In the listing below, find each line with the string "heading" and return it.

========

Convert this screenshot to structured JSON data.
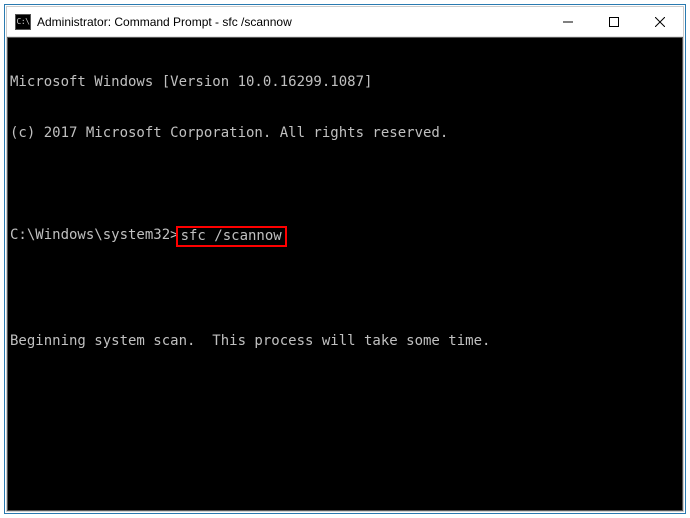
{
  "window": {
    "title": "Administrator: Command Prompt - sfc  /scannow",
    "icon_label": "cmd-icon"
  },
  "terminal": {
    "line1": "Microsoft Windows [Version 10.0.16299.1087]",
    "line2": "(c) 2017 Microsoft Corporation. All rights reserved.",
    "blank1": " ",
    "prompt_prefix": "C:\\Windows\\system32>",
    "command": "sfc /scannow",
    "blank2": " ",
    "status": "Beginning system scan.  This process will take some time."
  }
}
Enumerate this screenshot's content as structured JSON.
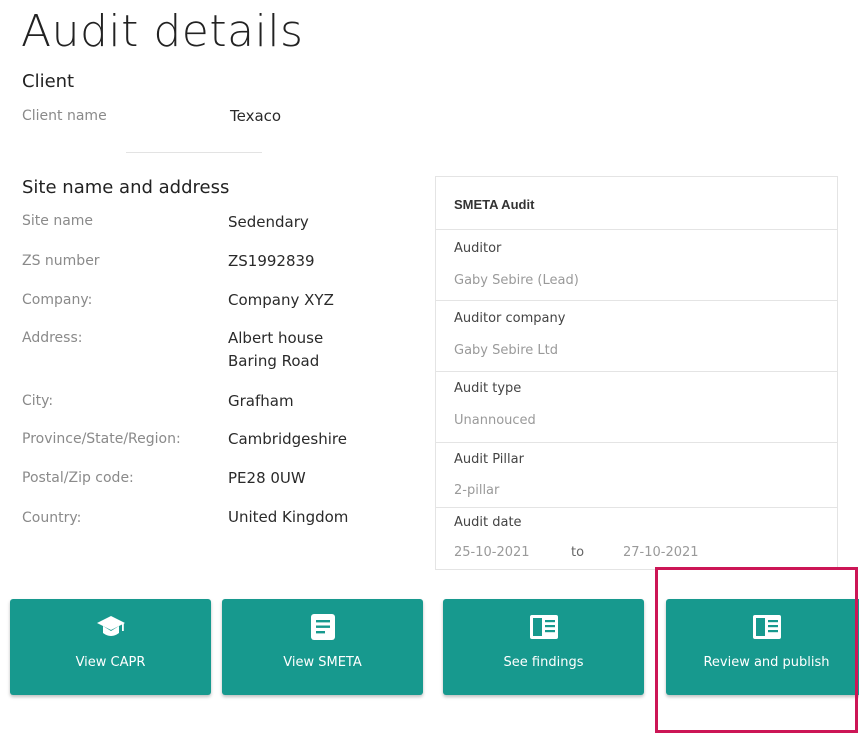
{
  "page": {
    "title": "Audit details"
  },
  "client": {
    "heading": "Client",
    "name_label": "Client name",
    "name_value": "Texaco"
  },
  "site": {
    "heading": "Site name and address",
    "fields": [
      {
        "label": "Site name",
        "value": "Sedendary"
      },
      {
        "label": "ZS number",
        "value": "ZS1992839"
      },
      {
        "label": "Company:",
        "value": "Company XYZ"
      },
      {
        "label": "Address:",
        "value": "Albert house",
        "value2": "Baring Road"
      },
      {
        "label": "City:",
        "value": "Grafham"
      },
      {
        "label": "Province/State/Region:",
        "value": "Cambridgeshire"
      },
      {
        "label": "Postal/Zip code:",
        "value": "PE28 0UW"
      },
      {
        "label": "Country:",
        "value": "United Kingdom"
      }
    ]
  },
  "audit_panel": {
    "title": "SMETA Audit",
    "rows": [
      {
        "label": "Auditor",
        "value": "Gaby Sebire (Lead)"
      },
      {
        "label": "Auditor company",
        "value": "Gaby Sebire Ltd"
      },
      {
        "label": "Audit type",
        "value": "Unannouced"
      },
      {
        "label": "Audit Pillar",
        "value": "2-pillar"
      }
    ],
    "date": {
      "label": "Audit date",
      "from": "25-10-2021",
      "separator": "to",
      "to": "27-10-2021"
    }
  },
  "actions": [
    {
      "label": "View CAPR",
      "icon": "graduation-cap-icon"
    },
    {
      "label": "View SMETA",
      "icon": "document-icon"
    },
    {
      "label": "See findings",
      "icon": "book-icon"
    },
    {
      "label": "Review and publish",
      "icon": "book-icon"
    }
  ],
  "colors": {
    "tile": "#17998e",
    "highlight": "#cc1656"
  }
}
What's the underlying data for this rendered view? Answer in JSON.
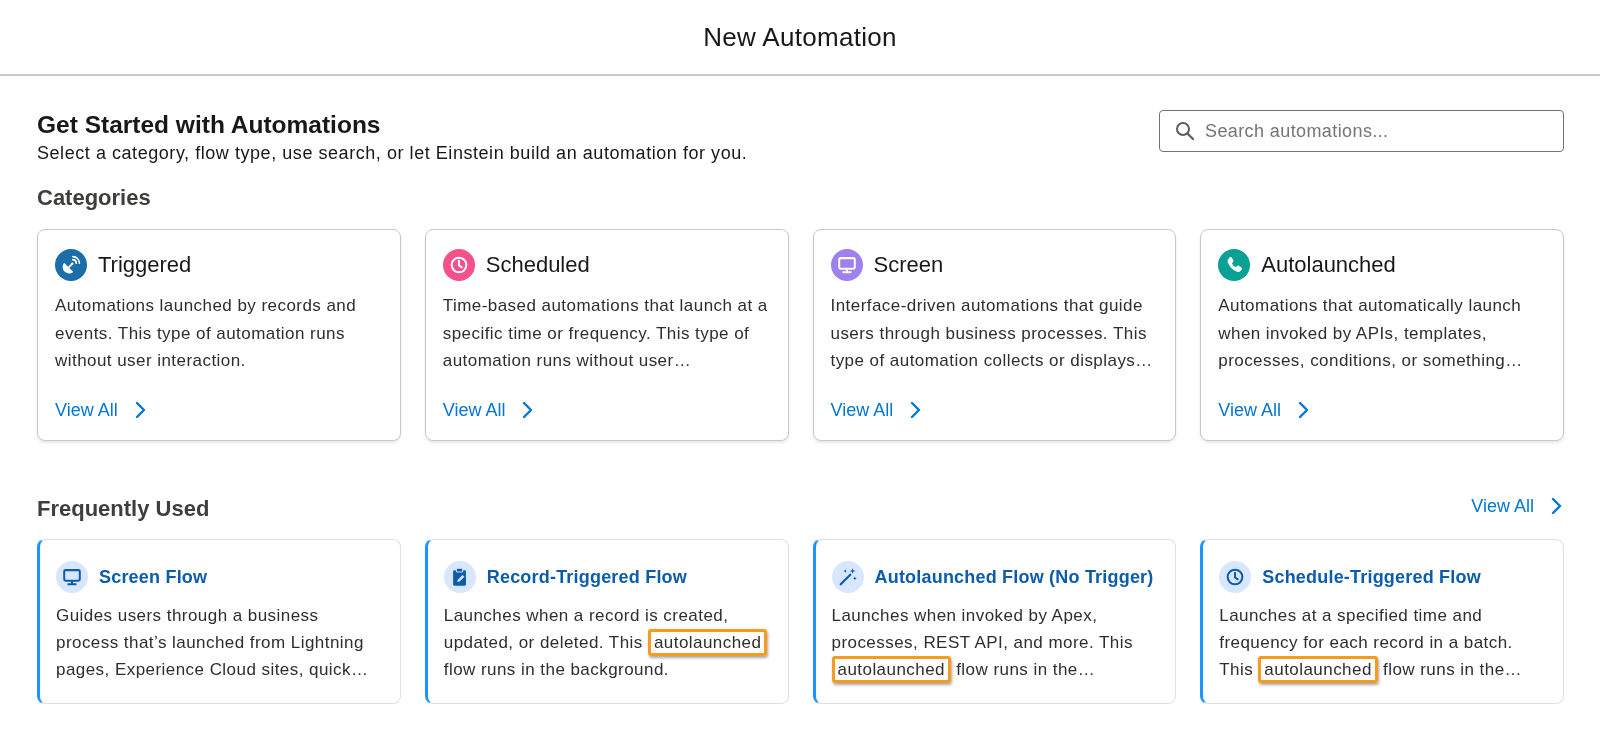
{
  "header": {
    "title": "New Automation"
  },
  "intro": {
    "title": "Get Started with Automations",
    "subtitle": "Select a category, flow type, use search, or let Einstein build an automation for you."
  },
  "search": {
    "placeholder": "Search automations..."
  },
  "categories": {
    "heading": "Categories",
    "items": [
      {
        "kind": "triggered",
        "title": "Triggered",
        "color": "#1b6ea8",
        "description": "Automations launched by records and events. This type of automation runs without user interaction.",
        "link": "View All"
      },
      {
        "kind": "scheduled",
        "title": "Scheduled",
        "color": "#f4508a",
        "description": "Time-based automations that launch at a specific time or frequency. This type of automation runs without user…",
        "link": "View All"
      },
      {
        "kind": "screen",
        "title": "Screen",
        "color": "#9e80ef",
        "description": "Interface-driven automations that guide users through business processes. This type of automation collects or displays…",
        "link": "View All"
      },
      {
        "kind": "autolaunched",
        "title": "Autolaunched",
        "color": "#08a193",
        "description": "Automations that automatically launch when invoked by APIs, templates, processes, conditions, or something…",
        "link": "View All"
      }
    ]
  },
  "frequently_used": {
    "heading": "Frequently Used",
    "link": "View All",
    "items": [
      {
        "kind": "screen",
        "title": "Screen Flow",
        "description": [
          {
            "text": "Guides users through a business process that’s launched from Lightning pages, Experience Cloud sites, quick…",
            "highlighted": false
          }
        ]
      },
      {
        "kind": "record_triggered",
        "title": "Record-Triggered Flow",
        "description": [
          {
            "text": "Launches when a record is created, updated, or deleted. This ",
            "highlighted": false
          },
          {
            "text": "autolaunched",
            "highlighted": true
          },
          {
            "text": " flow runs in the background.",
            "highlighted": false
          }
        ]
      },
      {
        "kind": "autolaunched",
        "title": "Autolaunched Flow (No Trigger)",
        "description": [
          {
            "text": "Launches when invoked by Apex, processes, REST API, and more. This ",
            "highlighted": false
          },
          {
            "text": "autolaunched",
            "highlighted": true
          },
          {
            "text": " flow runs in the…",
            "highlighted": false
          }
        ]
      },
      {
        "kind": "schedule_triggered",
        "title": "Schedule-Triggered Flow",
        "description": [
          {
            "text": "Launches at a specified time and frequency for each record in a batch. This ",
            "highlighted": false
          },
          {
            "text": "autolaunched",
            "highlighted": true
          },
          {
            "text": " flow runs in the…",
            "highlighted": false
          }
        ]
      }
    ]
  }
}
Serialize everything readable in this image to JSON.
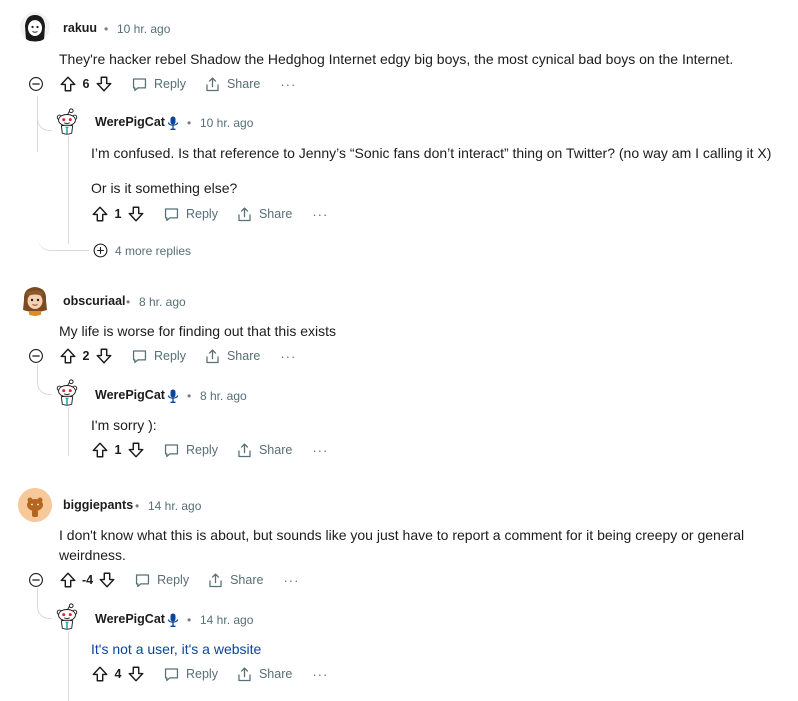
{
  "colors": {
    "link": "#0a449b",
    "muted": "#576f76",
    "thread_line": "#d6dadc",
    "mod_badge": "#0a449b"
  },
  "actions": {
    "reply": "Reply",
    "share": "Share",
    "more": "···",
    "separator": "•"
  },
  "comments": [
    {
      "username": "rakuu",
      "time": "10 hr. ago",
      "text": "They're hacker rebel Shadow the Hedghog Internet edgy big boys, the most cynical bad boys on the Internet.",
      "score": "6",
      "reply": {
        "username": "WerePigCat",
        "time": "10 hr. ago",
        "text_line1": "I’m confused. Is that reference to Jenny’s “Sonic fans don’t interact” thing on Twitter? (no way am I calling it X)",
        "text_line2": "Or is it something else?",
        "score": "1"
      },
      "more_replies": "4 more replies"
    },
    {
      "username": "obscuriaal",
      "time": "8 hr. ago",
      "text": "My life is worse for finding out that this exists",
      "score": "2",
      "reply": {
        "username": "WerePigCat",
        "time": "8 hr. ago",
        "text_line1": "I'm sorry ):",
        "score": "1"
      }
    },
    {
      "username": "biggiepants",
      "time": "14 hr. ago",
      "text_line1": "I don't know what this is about, but sounds like you just have to report a comment for it being creepy or general",
      "text_line2": "weirdness.",
      "score": "-4",
      "reply": {
        "username": "WerePigCat",
        "time": "14 hr. ago",
        "text_line1": "It's not a user, it's a website",
        "score": "4"
      }
    }
  ]
}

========

## Result of this exercise:
    "heading": "Client",
    "heading": "Site name and address",
    "heading": "Categories",
    "heading": "Frequently Used",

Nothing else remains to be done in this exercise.